A panoramic view of the near-shore environment being sampled. On the right half of the image is a mix of sea ice and open water over which the DataHawk was flying. (Credit: Gijs de Boer, CIRES)

October 16, 2014

Gijs de Boer

Gijs de Boer, a CIRES scientist who works at NOAA/ESRL's Physical Sciences Division (PSD), is in Alaska’s Oliktok Point this month, deploying innovative instruments to study the lower Arctic atmosphere just as sea ice begins to form. The project, called Coordinated Observations of the Arctic Lower Atmosphere (COALA), is funded by the US Department of Energy Atmospheric Radiation Measurement (ARM) program, and involves flying a small DataHawk unmanned aircraft system (UAS), designed in the University of Colorado Boulder’s Aerospace Engineering department.

DataHawk
One of the two DataHawks sitting inside a DOE ARM Mobile Facility (AMF3) at Oliktok Point

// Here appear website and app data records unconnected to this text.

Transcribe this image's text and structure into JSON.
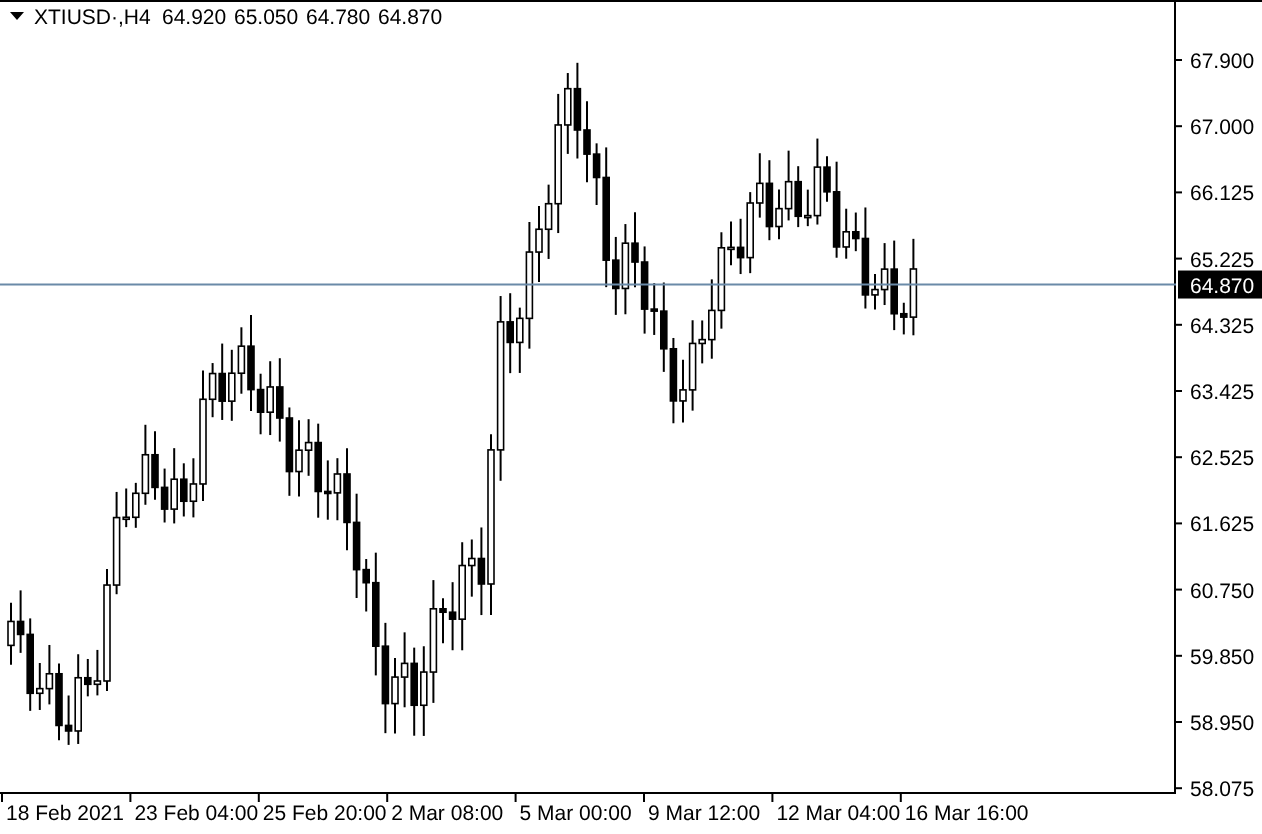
{
  "chart": {
    "symbol": "XTIUSD·,H4",
    "ohlc": [
      "64.920",
      "65.050",
      "64.780",
      "64.870"
    ],
    "price_axis": [
      "67.900",
      "67.000",
      "66.125",
      "65.225",
      "64.325",
      "63.425",
      "62.525",
      "61.625",
      "60.750",
      "59.850",
      "58.950",
      "58.075"
    ],
    "current_price": "64.870",
    "time_axis": [
      "18 Feb 2021",
      "23 Feb 04:00",
      "25 Feb 20:00",
      "2 Mar 08:00",
      "5 Mar 00:00",
      "9 Mar 12:00",
      "12 Mar 04:00",
      "16 Mar 16:00"
    ]
  }
}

de Boer's research interests at PSD are centered around understanding fundamental physics governing processes in the lower Arctic atmosphere. He uses and develops observational and modeling tools to improve our understanding of processes related to energy transfer between the Earth’s surface and atmosphere, clouds and precipitation, and local atmospheric motion. In particular, developing platforms from which to observe these processes in a changing Arctic environment, one that features more open water and thawed surfaces, is a primary objective at this time. Information from these studies can be used to inform numerical models and allow them to more closely simulate the Arctic atmosphere, sea ice, and more.

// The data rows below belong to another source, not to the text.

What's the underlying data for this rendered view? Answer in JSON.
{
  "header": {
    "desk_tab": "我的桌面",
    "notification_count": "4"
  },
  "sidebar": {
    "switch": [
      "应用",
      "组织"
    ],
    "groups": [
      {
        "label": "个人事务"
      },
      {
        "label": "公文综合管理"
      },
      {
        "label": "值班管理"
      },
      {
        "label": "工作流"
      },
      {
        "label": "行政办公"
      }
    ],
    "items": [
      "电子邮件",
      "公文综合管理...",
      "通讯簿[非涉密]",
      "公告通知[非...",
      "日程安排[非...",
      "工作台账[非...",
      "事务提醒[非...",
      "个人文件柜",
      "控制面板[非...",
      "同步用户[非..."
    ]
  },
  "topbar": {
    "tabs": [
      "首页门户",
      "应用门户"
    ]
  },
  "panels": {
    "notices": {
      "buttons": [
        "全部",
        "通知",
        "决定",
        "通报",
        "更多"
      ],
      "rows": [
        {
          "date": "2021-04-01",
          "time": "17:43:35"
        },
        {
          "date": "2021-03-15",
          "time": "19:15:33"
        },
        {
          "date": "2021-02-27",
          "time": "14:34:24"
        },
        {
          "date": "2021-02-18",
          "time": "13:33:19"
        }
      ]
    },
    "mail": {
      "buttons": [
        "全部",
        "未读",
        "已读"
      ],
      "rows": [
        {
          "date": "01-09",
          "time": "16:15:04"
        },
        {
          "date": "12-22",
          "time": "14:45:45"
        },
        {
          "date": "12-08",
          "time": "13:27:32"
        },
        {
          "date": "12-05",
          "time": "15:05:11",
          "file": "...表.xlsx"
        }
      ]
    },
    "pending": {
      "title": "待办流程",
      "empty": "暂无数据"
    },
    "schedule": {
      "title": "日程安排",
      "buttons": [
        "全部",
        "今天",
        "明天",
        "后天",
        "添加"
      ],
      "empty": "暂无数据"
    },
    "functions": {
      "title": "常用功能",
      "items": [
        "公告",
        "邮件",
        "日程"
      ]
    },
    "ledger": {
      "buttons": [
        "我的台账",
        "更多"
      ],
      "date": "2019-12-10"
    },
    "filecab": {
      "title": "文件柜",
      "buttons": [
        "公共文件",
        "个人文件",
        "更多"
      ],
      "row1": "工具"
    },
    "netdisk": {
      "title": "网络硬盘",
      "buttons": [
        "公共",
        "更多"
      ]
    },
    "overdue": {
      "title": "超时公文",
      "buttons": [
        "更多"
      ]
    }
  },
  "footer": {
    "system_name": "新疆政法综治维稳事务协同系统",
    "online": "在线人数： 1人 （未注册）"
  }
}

Follow de Boer's work in the Arctic this month through a blog at CIRES

CIRES is a partnership of NOAA and CU-Boulder